Brief:
Your answer must be a word-for-word copy of the data.

--- Listed records ---

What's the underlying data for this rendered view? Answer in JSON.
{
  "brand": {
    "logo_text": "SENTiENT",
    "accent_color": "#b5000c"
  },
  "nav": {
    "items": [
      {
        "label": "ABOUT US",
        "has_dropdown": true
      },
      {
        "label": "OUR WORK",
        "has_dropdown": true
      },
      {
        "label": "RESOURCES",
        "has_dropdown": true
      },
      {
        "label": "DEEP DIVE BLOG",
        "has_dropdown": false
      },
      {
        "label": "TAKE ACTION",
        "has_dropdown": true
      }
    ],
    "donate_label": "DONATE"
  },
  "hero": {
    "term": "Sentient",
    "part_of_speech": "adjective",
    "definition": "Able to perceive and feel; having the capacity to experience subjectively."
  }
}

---

Task result:
What's the underlying data for this rendered view? Answer in JSON.
{
  "brand": {
    "logo_text": "SENTiENT",
    "accent_color": "#b5000c"
  },
  "nav": {
    "items": [
      {
        "label": "ABOUT US",
        "has_dropdown": true
      },
      {
        "label": "OUR WORK",
        "has_dropdown": true
      },
      {
        "label": "RESOURCES",
        "has_dropdown": true
      },
      {
        "label": "DEEP DIVE BLOG",
        "has_dropdown": false
      },
      {
        "label": "TAKE ACTION",
        "has_dropdown": true
      }
    ],
    "donate_label": "DONATE"
  },
  "hero": {
    "term": "Sentient",
    "part_of_speech": "adjective",
    "definition": "Able to perceive and feel; having the capacity to experience subjectively."
  }
}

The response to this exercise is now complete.